Judge Phillips, who was presiding at July Term 1940 of Catawba Superior Court, had all the parties before him, and in his judgment set out his findings fully and, among other things, found that the shares of stock were not now marketable, that the trustee had repeatedly endeavored to sell them but was unable to secure an offer; that Hutton & Bourbonnais Company had made no profit since 1926, paid no dividend since 1930, and had a substantial deficit, and entered his conclusion as follows: "The Court, after careful inquiry and investigation, is of the opinion and finds that in order to carry out the purpose of the trust created by the testator, it is now advisable that the offer for the purchase of said stock be accepted and the executor and trustee be authorized to do and perform all things necessary for the consummation of said sale and purchase."

It also appeared that on the same day a similar judgment was rendered authorizing the trustees of the Hutton Estate to sell the shares of stock of Hutton & Bourbonnais Company belonging to that estate upon identical terms. All these facts are set forth in the exhibits which plaintiff has attached to his complaint. Thus it appears from the answer of the guardian ad litem and the findings of the court, incorporated in the complaint, that the charge that the judgment was rendered without information as to the value of the shares, and without knowledge of the alleged conflicting interests, is not borne out.

After examination of the complaint and of the judgment rolls attached thereto and made a part thereof, we conclude that insufficient facts are alleged to show extrinsic fraud in procuring the judgment rendered July 10, 1940. It follows that the judgment would constitute a bar to an action to surcharge the executor's accounts on account of the sale of the shares of stock authorized and approved by that judgment.

Estoppel by judgment is a matter of defense and ordinarily must be pleaded, but this rule does not apply where all the facts necessary to constitute an estoppel are set out in the complaint for the purpose of attack. Alston v. Connell, 140 N.C. 485, 494, 53 S.E. 292; 120 A.L.R. 110n. Here the plaintiff in order to raise the question has inserted the judgment roll in his complaint and at the same time set out allegations attacking the validity of the judgment in the effort to have it declared void and of no effect. The defendant has moved to strike these allegations on the ground that the matters alleged have been determined by the judgment. Thus both parties have squarely presented the question for our decision whether the allegations sought to be stricken are sufficient for the purpose intended.

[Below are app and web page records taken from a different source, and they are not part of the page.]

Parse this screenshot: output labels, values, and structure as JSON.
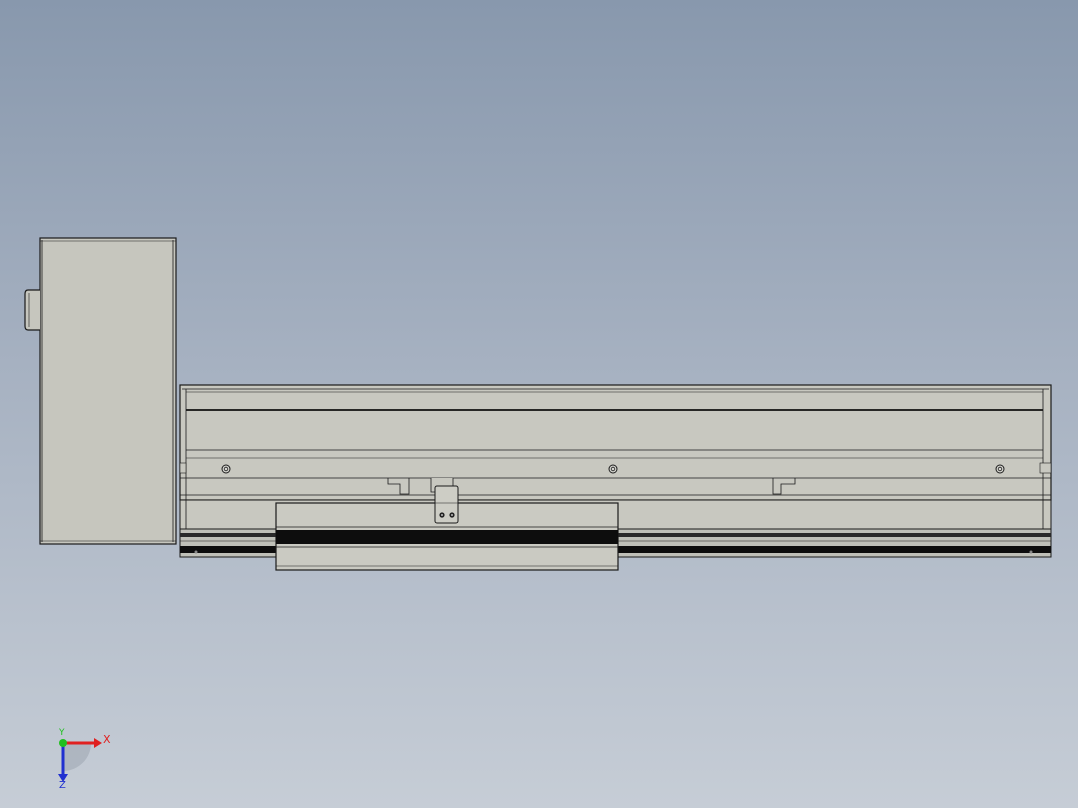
{
  "viewport": {
    "background_top": "#8898ad",
    "background_bottom": "#c6cdd6"
  },
  "model": {
    "body_color": "#c8c8c0",
    "edge_color": "#1a1a1a",
    "dark_band_color": "#0d0d0d",
    "parts": [
      "motor-housing",
      "rail-body",
      "carriage",
      "mounting-bracket"
    ]
  },
  "triad": {
    "x_label": "X",
    "y_label": "Y",
    "z_label": "Z",
    "x_color": "#e02020",
    "y_color": "#20c020",
    "z_color": "#2030d0"
  }
}
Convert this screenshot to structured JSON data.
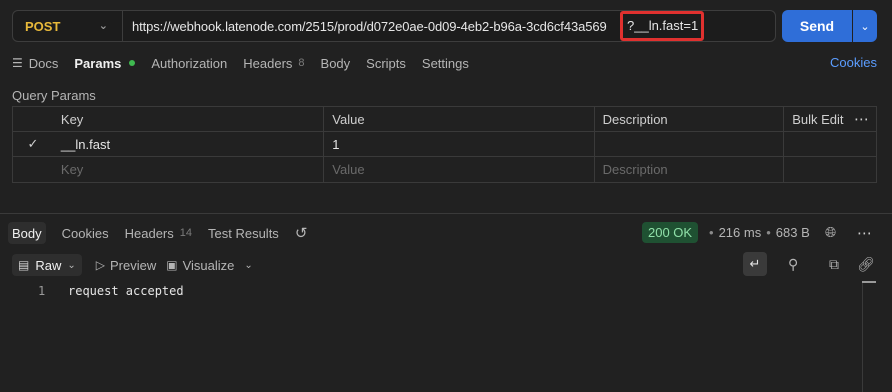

The case is here on motion to strike. The statute G.S. § 1-153 authorizes the court to strike from a pleading irrelevant or redundant matter. Rhodes v. Jones, 232 N.C. 547, 61 S.E.2d 725; Poovey v. City of Hickory, 210 N.C. 630, 188 S.E. 78. See 29 N.C. Law Review 1, where this statute is discussed and pertinent decisions cited. And the right of the defendant to strike portions of a complaint which are insufficient to state a cause of action attempted to be set up is upheld in Patuxent Development Co. v. Bearden, 227 N.C. 124, 41 S.E.2d 85, upon the view that such allegations are in fact "irrelevant." If the complaint be wholly insufficient to *371 state a cause of action, objection should be raised by demurrer; but when only a portion of the pleading or certain paragraphs are insufficient for the purpose for which they are inserted, relief may properly be had by motion to strike the objectionable paragraphs. Thalhimer, Inc., v. Abrams, 232 N.C. 96, 59 S.E.2d 358.

For the reasons stated we think the motion to strike from the complaint the portions designated should have been allowed, with right to the plaintiff to amend his complaint or file an amended complaint if so advised.